Large lowland rivers often have extensive floodplains that include wetlands, lakes and tributaries which are flooded during high flows. Interactions between rivers and their floodplain habitats are now controlled by networks of stop banks, flood gates and tide gates, and river-floodplain ecosystems generally have undergone significant modification due to land-use change, flow regulation and drainage. These iconic rivers and their floodplains play a pivotal role is sustaining estuarine and upstream aquatic ecosystems, as well as providing a range of ecosystem services such as drinking water, fisheries, flood conveyance and contaminant attenuation. There is increasing concern worldwide over the ecological condition of large rivers and their ability to sustain these services, and growing interest in approaches to rehabilitation. However, little is known about the ways the biology or functional processes in large rivers respond to human pressures and restoration measures, or the constraints to floodplain reconnection in modified environments.
We are conducting a suite of ongoing studies to address various issues related to:
This work is focussing mainly on the Waikato River, but has also included a range of
other large rivers spread around the country.

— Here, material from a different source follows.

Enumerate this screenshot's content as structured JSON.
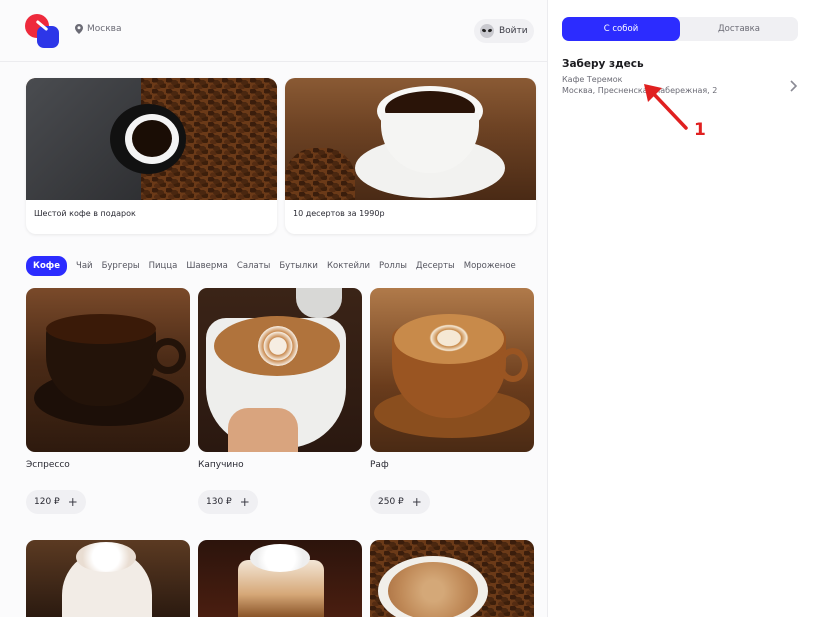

Map of large (>= 6th order) New Zealand rivers (those sampled as part of a national large rivers survey are named (see report)